MIT professor’s book digs into the eclectic, textually linked reading choices of people in medieval London.
A memorial service will be held September 11 in Walla Walla, WA, for Dr. Nesmith C. Ankeny, professor emeritus of mathematics, who died in his sleep on August 4 at his home in Seattle.
Professor Ankeny, who had had a heart bypass operation earlier this year, died of heart failure, according to family members. He was 66.
Professor Ankeny did much of his research and published a number of papers in analytic number theory, which is concerned with the properties of whole numbers.
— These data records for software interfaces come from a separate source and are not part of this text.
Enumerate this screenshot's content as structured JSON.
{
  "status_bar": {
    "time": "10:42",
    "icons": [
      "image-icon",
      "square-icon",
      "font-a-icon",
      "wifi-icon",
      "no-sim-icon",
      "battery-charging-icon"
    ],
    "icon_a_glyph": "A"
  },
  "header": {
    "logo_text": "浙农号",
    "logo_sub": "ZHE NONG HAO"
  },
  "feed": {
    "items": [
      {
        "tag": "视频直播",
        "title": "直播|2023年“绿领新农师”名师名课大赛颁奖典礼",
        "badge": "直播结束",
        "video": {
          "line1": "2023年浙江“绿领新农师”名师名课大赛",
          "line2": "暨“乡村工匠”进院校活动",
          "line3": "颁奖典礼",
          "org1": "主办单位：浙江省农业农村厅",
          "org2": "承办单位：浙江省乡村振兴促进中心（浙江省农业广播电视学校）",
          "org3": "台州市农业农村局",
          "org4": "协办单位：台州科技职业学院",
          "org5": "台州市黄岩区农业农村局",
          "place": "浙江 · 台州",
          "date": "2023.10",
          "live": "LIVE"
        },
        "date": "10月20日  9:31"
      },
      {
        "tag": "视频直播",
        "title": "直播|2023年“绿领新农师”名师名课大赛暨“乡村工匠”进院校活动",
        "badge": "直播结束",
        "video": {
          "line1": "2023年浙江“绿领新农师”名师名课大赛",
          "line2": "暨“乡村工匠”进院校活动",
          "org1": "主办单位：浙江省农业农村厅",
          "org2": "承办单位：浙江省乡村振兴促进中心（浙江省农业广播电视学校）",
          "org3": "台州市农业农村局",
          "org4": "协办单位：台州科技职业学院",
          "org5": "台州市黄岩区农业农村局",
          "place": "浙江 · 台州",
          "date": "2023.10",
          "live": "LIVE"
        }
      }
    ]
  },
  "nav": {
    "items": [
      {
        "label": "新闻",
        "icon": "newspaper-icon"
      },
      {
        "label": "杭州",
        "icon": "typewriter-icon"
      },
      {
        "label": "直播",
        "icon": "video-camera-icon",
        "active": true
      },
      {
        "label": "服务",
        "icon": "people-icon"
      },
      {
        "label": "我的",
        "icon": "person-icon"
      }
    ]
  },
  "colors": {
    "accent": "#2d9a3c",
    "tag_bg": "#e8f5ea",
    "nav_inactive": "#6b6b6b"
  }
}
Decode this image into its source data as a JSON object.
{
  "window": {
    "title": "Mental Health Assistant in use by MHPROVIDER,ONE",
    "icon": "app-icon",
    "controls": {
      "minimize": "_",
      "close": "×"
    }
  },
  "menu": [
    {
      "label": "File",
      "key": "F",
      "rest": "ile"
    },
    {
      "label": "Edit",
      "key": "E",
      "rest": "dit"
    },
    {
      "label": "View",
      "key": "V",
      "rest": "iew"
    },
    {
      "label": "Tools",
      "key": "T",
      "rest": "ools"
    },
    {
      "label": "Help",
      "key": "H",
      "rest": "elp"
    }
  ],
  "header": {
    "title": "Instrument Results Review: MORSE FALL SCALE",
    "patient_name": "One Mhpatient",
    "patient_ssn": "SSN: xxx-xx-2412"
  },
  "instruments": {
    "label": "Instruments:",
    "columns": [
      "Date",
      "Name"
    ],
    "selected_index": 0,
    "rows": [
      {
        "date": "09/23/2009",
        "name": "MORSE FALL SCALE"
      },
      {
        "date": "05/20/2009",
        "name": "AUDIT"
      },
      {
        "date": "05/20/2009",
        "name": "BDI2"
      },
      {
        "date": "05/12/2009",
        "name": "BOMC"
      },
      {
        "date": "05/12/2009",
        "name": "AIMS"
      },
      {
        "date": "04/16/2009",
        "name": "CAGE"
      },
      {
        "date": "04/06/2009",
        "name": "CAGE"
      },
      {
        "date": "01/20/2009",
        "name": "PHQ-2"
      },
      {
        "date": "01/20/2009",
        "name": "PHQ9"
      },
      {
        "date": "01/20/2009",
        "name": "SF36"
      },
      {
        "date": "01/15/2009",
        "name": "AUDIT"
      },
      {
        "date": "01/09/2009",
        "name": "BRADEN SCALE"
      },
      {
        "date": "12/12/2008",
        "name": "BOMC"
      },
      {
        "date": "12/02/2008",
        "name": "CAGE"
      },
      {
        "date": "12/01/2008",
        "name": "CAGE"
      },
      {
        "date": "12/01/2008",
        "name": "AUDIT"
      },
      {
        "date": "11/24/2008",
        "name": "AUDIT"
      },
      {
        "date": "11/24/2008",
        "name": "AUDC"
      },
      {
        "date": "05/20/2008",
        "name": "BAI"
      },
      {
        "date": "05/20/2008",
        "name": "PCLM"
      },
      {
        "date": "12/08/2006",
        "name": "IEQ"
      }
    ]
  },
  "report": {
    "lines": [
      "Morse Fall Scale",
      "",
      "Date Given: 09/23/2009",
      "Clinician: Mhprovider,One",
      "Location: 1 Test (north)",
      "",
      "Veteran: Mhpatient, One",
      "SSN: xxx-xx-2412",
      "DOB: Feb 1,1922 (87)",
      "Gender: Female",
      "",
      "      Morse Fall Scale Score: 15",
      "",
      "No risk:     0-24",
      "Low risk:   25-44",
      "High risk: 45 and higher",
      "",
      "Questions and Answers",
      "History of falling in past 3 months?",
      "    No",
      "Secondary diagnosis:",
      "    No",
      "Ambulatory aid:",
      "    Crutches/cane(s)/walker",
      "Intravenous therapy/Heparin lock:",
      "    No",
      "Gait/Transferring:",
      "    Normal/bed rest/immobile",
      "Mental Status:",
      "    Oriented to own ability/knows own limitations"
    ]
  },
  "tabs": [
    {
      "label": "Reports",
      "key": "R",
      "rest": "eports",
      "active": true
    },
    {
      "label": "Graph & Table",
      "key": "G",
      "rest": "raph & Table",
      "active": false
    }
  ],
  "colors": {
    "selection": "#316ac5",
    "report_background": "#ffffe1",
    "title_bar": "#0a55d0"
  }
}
He also worked on the generalized Riemann hypothesis, studying some of the consequences of the hypothesis.
He also was known for his interest in game theory and in various forms of gambling, particularly poker, which he played regularly himself as a hobby. He also enjoyed bridge and chess. In a book on how to win at poker, he provided mathematical analyses of various strategies, especially with regard to bluffing-when and how to bluff. He often was quoted by the media in stories dealing with the probability of winning in lotteries and in other forms of gaming.
Professor Ankeny was born in Walla Walla and graduated from high school there. After serving in the Army in 1944-45, he received a bachelor of science degree in 1948 from Stanford University and PhD from Princeton University in 1950. He was a Fellow at Princeton and the Institute for Advanced Study for two years and an assistant professor at the Johns Hopkins University from 1952 to 1955, when he joined the MIT faculty in the Department of Mathematics. He became a full professor in 1964 and retired in 1992.
His friends and colleagues remember him for his warm sense of humor, adventurous spirit and his outstanding research accomplishments.
He is survived by his second wife, Charlotte; three children of his first marriage, Nesmith, Katherine and Alexander, and two grandchildren. His first wife, the late Barbara (Holmes), was an editor at MIT Press.
A version of this article appeared in the August 25, 1993 issue of MIT Tech Talk (Volume 38, Number 3).